REQUIREMENT: Start to finish, repeat the records exactly.

(Beginning of MATERIAL SHOWN)

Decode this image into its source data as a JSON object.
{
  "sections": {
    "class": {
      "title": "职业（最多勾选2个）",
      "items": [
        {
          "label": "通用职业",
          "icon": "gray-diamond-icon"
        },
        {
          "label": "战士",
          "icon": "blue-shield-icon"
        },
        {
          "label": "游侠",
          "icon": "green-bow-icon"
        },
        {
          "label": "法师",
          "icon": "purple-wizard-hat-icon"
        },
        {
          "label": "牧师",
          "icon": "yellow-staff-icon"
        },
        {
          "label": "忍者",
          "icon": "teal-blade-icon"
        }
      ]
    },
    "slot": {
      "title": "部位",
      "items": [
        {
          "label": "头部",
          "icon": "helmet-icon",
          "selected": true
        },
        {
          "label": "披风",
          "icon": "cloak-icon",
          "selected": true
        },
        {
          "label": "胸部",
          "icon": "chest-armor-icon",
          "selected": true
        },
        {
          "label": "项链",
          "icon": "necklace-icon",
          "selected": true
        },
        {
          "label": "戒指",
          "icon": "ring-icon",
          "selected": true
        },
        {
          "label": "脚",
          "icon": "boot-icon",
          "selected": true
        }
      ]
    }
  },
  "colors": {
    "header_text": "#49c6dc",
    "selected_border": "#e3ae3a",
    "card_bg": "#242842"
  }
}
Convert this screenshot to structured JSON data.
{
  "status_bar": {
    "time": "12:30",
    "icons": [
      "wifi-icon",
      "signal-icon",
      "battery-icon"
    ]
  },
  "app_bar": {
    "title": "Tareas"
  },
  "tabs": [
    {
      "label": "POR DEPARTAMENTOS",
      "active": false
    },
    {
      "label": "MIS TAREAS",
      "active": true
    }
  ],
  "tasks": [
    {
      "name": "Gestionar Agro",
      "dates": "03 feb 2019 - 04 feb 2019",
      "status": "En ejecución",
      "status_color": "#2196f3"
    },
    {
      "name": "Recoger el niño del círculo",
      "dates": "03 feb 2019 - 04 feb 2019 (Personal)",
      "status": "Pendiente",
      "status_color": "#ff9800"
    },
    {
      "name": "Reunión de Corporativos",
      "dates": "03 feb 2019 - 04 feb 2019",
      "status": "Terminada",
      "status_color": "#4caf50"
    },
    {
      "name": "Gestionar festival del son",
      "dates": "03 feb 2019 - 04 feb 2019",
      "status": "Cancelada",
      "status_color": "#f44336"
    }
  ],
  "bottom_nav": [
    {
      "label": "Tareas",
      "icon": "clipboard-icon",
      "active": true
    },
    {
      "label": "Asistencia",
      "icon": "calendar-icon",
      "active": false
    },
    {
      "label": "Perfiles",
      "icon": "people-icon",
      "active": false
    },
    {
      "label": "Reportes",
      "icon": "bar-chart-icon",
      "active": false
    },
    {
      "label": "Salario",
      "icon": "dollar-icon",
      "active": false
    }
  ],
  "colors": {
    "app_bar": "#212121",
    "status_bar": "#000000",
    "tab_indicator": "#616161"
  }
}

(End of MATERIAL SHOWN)

TASK SOLUTION:
Decode this image into its source data as a JSON object.
{
  "sections": {
    "class": {
      "title": "职业（最多勾选2个）",
      "items": [
        {
          "label": "通用职业",
          "icon": "gray-diamond-icon"
        },
        {
          "label": "战士",
          "icon": "blue-shield-icon"
        },
        {
          "label": "游侠",
          "icon": "green-bow-icon"
        },
        {
          "label": "法师",
          "icon": "purple-wizard-hat-icon"
        },
        {
          "label": "牧师",
          "icon": "yellow-staff-icon"
        },
        {
          "label": "忍者",
          "icon": "teal-blade-icon"
        }
      ]
    },
    "slot": {
      "title": "部位",
      "items": [
        {
          "label": "头部",
          "icon": "helmet-icon",
          "selected": true
        },
        {
          "label": "披风",
          "icon": "cloak-icon",
          "selected": true
        },
        {
          "label": "胸部",
          "icon": "chest-armor-icon",
          "selected": true
        },
        {
          "label": "项链",
          "icon": "necklace-icon",
          "selected": true
        },
        {
          "label": "戒指",
          "icon": "ring-icon",
          "selected": true
        },
        {
          "label": "脚",
          "icon": "boot-icon",
          "selected": true
        }
      ]
    }
  },
  "colors": {
    "header_text": "#49c6dc",
    "selected_border": "#e3ae3a",
    "card_bg": "#242842"
  }
}
Convert this screenshot to structured JSON data.
{
  "status_bar": {
    "time": "12:30",
    "icons": [
      "wifi-icon",
      "signal-icon",
      "battery-icon"
    ]
  },
  "app_bar": {
    "title": "Tareas"
  },
  "tabs": [
    {
      "label": "POR DEPARTAMENTOS",
      "active": false
    },
    {
      "label": "MIS TAREAS",
      "active": true
    }
  ],
  "tasks": [
    {
      "name": "Gestionar Agro",
      "dates": "03 feb 2019 - 04 feb 2019",
      "status": "En ejecución",
      "status_color": "#2196f3"
    },
    {
      "name": "Recoger el niño del círculo",
      "dates": "03 feb 2019 - 04 feb 2019 (Personal)",
      "status": "Pendiente",
      "status_color": "#ff9800"
    },
    {
      "name": "Reunión de Corporativos",
      "dates": "03 feb 2019 - 04 feb 2019",
      "status": "Terminada",
      "status_color": "#4caf50"
    },
    {
      "name": "Gestionar festival del son",
      "dates": "03 feb 2019 - 04 feb 2019",
      "status": "Cancelada",
      "status_color": "#f44336"
    }
  ],
  "bottom_nav": [
    {
      "label": "Tareas",
      "icon": "clipboard-icon",
      "active": true
    },
    {
      "label": "Asistencia",
      "icon": "calendar-icon",
      "active": false
    },
    {
      "label": "Perfiles",
      "icon": "people-icon",
      "active": false
    },
    {
      "label": "Reportes",
      "icon": "bar-chart-icon",
      "active": false
    },
    {
      "label": "Salario",
      "icon": "dollar-icon",
      "active": false
    }
  ],
  "colors": {
    "app_bar": "#212121",
    "status_bar": "#000000",
    "tab_indicator": "#616161"
  }
}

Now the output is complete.